WHAT NEEDS TO BE DONE: Keep every line of the data below that has the string "true" and present those lines.
========
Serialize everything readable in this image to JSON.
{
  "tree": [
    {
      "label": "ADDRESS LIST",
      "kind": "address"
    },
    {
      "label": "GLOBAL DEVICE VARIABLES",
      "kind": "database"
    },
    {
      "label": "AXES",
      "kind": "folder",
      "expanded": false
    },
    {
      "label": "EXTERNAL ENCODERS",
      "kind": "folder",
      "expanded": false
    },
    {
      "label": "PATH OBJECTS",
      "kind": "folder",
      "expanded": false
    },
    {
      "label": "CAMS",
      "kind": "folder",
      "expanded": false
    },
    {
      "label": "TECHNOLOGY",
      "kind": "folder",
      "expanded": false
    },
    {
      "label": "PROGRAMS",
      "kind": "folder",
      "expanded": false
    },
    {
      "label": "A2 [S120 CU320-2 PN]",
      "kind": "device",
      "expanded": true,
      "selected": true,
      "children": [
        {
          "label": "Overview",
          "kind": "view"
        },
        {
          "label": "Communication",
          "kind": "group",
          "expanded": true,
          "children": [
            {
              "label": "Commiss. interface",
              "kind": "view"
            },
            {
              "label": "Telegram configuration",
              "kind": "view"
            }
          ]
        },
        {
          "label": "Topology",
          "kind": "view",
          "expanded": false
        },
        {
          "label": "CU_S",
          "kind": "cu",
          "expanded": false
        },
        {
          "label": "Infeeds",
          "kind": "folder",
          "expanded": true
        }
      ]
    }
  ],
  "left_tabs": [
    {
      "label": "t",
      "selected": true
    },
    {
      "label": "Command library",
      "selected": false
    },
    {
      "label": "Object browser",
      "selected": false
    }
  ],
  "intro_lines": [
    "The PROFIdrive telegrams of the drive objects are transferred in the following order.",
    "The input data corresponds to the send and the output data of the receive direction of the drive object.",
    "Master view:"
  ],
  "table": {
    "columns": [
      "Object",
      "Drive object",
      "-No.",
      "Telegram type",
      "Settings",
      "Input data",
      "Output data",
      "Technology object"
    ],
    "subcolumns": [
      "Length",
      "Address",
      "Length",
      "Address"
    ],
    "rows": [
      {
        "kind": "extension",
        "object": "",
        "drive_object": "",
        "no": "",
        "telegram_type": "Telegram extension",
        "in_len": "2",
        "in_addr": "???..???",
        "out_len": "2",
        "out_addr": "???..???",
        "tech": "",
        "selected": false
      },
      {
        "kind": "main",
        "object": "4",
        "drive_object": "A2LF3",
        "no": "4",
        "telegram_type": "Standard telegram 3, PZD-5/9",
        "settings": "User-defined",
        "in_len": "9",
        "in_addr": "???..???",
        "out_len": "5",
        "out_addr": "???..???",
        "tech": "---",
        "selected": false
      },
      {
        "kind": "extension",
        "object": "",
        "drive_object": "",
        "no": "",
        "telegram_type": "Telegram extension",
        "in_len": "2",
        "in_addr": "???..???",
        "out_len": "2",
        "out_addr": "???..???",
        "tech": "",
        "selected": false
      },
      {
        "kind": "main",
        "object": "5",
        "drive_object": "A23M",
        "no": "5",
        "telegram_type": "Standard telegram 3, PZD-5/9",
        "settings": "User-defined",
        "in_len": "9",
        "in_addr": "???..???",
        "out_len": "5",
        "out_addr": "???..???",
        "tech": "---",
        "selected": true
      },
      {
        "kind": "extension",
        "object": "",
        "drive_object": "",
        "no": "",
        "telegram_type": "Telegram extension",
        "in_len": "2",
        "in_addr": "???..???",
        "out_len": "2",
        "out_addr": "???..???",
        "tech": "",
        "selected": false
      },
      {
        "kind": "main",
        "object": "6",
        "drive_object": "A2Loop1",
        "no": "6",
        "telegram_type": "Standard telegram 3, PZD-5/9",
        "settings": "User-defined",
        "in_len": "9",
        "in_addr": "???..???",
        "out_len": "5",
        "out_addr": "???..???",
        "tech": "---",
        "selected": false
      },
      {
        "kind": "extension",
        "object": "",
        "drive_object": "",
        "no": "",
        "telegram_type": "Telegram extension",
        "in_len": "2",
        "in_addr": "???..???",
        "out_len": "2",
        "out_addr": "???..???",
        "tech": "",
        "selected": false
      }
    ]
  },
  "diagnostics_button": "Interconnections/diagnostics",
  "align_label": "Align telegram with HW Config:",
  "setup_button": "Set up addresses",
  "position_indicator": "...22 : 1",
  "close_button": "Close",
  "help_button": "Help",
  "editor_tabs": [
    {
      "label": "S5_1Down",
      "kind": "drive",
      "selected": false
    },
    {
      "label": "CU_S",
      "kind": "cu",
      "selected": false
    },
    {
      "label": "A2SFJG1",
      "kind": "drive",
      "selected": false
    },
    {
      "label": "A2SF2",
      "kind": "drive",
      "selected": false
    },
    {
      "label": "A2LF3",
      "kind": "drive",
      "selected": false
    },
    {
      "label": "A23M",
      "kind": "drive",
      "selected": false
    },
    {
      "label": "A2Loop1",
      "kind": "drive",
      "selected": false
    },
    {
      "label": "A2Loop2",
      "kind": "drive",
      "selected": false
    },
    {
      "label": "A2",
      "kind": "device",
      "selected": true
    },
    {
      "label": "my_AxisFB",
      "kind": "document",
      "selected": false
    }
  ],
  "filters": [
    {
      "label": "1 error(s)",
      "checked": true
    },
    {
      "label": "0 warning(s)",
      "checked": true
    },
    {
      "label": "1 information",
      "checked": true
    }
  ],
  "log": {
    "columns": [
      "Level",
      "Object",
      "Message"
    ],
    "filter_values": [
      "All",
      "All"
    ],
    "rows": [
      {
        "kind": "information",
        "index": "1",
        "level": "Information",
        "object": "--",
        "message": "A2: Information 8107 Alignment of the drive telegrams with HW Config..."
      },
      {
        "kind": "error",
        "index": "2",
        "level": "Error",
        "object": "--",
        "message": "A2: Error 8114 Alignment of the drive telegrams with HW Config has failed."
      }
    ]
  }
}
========
PROBLEM SOLUTION:
      "expanded": true,
      "selected": true,
          "expanded": true,
          "expanded": true
      "selected": true
        "selected": true
      "selected": true
      "checked": true
      "checked": true
      "checked": true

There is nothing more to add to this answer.